A fisherman found Claudio’s body three days later. It washed towards his boat miles down the coast from where we’d been. That evening, as we sat at our favorite hangout spot, Alonso showed up in a taxi and asked us to come with him. Though we’d been instructed by the lawyers at school not to speak with Claudio’s family without a bilingual representative present, we didn’t think twice before we got into the car with Alonso and the cab driver (who turned out to be Claudio’s uncle) and went to the memorial for Claudio.
It was held in a school located right next to the tiny house where Claudio had lived with his mother, his sister, his uncle, his grandparents, and his cousin. We would later enter the house, talk with his mother. And I finally understood the reason for Claudio’s lies. Entering through the front door of the house brought us into the bedroom, which served also as a living room. A bed filled the entire space, and there was barely room for us to squeeze through the room into the kitchen. There was only one other bedroom in the building that housed seven people. A curtain served as a door to it. Nothing about the place was fancy. It was certain that Claudio did not have a video game console, an ipod, or a computer. These were things he dreamed about. I began to understand why he made up a fictional life, asked us for things for his imaginary birthday.
The night of the memorial, we met Claudio’s family, and we saw Levi and Alonso again.

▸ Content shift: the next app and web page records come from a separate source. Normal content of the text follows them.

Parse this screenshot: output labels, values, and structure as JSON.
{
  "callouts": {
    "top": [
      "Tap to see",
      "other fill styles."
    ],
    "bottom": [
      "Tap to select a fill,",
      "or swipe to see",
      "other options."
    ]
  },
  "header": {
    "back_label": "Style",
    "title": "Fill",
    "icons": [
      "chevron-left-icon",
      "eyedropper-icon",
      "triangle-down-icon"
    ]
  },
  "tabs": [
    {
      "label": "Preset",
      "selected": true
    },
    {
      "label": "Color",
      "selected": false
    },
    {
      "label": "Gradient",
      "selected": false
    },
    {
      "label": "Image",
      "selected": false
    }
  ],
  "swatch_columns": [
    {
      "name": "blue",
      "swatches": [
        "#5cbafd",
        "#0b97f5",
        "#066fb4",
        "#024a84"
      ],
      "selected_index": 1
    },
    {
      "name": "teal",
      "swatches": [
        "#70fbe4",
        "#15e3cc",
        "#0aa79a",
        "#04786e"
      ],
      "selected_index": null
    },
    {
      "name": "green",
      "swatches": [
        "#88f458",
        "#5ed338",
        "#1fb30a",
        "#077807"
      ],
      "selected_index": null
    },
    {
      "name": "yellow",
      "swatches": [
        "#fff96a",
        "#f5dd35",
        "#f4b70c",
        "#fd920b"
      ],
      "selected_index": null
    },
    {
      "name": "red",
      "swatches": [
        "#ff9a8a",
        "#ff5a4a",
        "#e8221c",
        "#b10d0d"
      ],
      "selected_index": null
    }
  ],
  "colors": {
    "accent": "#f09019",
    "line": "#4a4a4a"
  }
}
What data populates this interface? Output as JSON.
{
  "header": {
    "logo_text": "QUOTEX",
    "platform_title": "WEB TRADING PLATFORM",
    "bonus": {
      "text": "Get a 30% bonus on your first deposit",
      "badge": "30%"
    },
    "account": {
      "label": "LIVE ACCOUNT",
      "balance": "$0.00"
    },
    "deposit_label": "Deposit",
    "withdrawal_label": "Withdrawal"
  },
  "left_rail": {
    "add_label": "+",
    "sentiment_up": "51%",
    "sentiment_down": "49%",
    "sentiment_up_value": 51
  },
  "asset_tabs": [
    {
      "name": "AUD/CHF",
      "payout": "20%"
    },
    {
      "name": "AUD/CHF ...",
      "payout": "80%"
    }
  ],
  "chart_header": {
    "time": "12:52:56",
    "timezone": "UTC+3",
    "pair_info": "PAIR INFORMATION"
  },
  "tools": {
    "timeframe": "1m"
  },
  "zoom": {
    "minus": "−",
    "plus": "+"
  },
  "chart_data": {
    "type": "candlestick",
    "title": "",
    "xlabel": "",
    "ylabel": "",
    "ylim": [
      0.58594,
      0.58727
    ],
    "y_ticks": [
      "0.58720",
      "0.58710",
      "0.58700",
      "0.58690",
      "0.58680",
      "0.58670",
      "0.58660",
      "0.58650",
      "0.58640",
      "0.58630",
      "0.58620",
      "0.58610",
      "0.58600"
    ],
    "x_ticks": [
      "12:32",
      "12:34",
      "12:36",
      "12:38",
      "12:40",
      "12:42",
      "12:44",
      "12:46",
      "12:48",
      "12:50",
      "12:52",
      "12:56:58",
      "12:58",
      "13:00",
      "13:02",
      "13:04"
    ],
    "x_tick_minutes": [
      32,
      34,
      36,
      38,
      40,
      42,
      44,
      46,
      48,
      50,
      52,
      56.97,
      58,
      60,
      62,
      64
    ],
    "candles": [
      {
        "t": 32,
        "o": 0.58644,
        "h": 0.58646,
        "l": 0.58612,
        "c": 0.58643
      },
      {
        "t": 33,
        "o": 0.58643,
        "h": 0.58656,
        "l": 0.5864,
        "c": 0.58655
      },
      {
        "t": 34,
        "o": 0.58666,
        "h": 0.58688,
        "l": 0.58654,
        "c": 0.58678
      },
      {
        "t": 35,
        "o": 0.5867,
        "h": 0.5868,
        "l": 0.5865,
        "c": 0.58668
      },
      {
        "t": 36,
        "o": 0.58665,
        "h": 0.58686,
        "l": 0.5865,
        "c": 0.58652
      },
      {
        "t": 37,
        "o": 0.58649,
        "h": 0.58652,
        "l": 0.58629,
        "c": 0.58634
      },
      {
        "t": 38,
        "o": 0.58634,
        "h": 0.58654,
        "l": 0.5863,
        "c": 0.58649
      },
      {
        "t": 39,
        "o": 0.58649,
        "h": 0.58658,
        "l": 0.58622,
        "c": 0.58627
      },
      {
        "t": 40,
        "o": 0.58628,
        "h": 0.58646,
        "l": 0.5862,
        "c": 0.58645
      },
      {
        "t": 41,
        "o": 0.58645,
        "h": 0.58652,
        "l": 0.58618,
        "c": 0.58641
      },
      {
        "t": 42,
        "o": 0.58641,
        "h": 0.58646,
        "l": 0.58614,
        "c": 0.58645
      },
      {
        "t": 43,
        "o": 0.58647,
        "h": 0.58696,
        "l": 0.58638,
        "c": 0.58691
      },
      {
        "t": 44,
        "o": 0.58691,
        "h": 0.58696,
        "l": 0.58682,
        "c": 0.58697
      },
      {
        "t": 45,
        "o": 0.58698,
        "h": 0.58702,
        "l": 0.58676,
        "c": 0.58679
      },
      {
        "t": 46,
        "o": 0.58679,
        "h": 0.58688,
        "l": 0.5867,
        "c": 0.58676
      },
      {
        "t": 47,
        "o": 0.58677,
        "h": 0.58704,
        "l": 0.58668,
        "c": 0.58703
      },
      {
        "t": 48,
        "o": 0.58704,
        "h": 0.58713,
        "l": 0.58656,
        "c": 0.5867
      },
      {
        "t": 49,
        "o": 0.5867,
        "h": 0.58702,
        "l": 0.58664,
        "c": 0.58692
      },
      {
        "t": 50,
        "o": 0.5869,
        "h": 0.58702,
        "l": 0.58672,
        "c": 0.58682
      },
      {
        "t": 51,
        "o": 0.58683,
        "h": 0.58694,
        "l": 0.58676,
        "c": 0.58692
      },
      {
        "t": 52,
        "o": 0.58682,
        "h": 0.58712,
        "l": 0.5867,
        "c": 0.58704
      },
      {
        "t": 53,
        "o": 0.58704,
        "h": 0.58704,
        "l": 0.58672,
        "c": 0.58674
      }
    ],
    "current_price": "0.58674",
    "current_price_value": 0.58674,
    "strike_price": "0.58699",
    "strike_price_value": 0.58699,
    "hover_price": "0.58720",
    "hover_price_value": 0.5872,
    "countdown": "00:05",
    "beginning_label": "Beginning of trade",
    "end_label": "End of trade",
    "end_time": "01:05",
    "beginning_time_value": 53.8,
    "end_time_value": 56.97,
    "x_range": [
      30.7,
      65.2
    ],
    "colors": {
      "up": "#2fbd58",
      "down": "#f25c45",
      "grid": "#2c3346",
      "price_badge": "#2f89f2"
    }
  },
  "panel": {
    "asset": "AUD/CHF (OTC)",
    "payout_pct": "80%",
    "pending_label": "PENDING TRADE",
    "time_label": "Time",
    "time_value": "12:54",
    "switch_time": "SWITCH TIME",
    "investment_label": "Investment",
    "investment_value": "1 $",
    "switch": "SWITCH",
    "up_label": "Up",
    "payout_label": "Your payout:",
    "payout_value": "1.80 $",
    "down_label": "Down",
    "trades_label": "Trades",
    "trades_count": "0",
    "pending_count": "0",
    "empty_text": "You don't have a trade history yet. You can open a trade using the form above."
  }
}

Being there, we felt out of place, guilty for our role in Claudio’s death, but it was also healing. Alonso and Levi laughed and joked about their memories of Claudio, and we knew we were right to be there, right to pay our respects.
That night, Claudio’s mother asked us not to forget her son. She asked us to remember him always.
So a few days later, I went to a market vendor in the central plaza and purchased a plain silver ring. The man working the stall asked me whether I’d like it engraved, and I told him yes.
“Recuerdo,” I told him.
“Recuerdo de Xalapa?” he asked me. No, it was not a memory of the city where I lived.
“Solo ‘recuerdo,’” I told him. Just the one word. I remember.
And I do. Every single day, and I look down at the well-worn ring on my right hand, and I remember the boy so full of life, so full of cunning and cleverness that he could create an entire alternate life for himself to tell us. I didn’t know the real Claudio well.
But I remember him.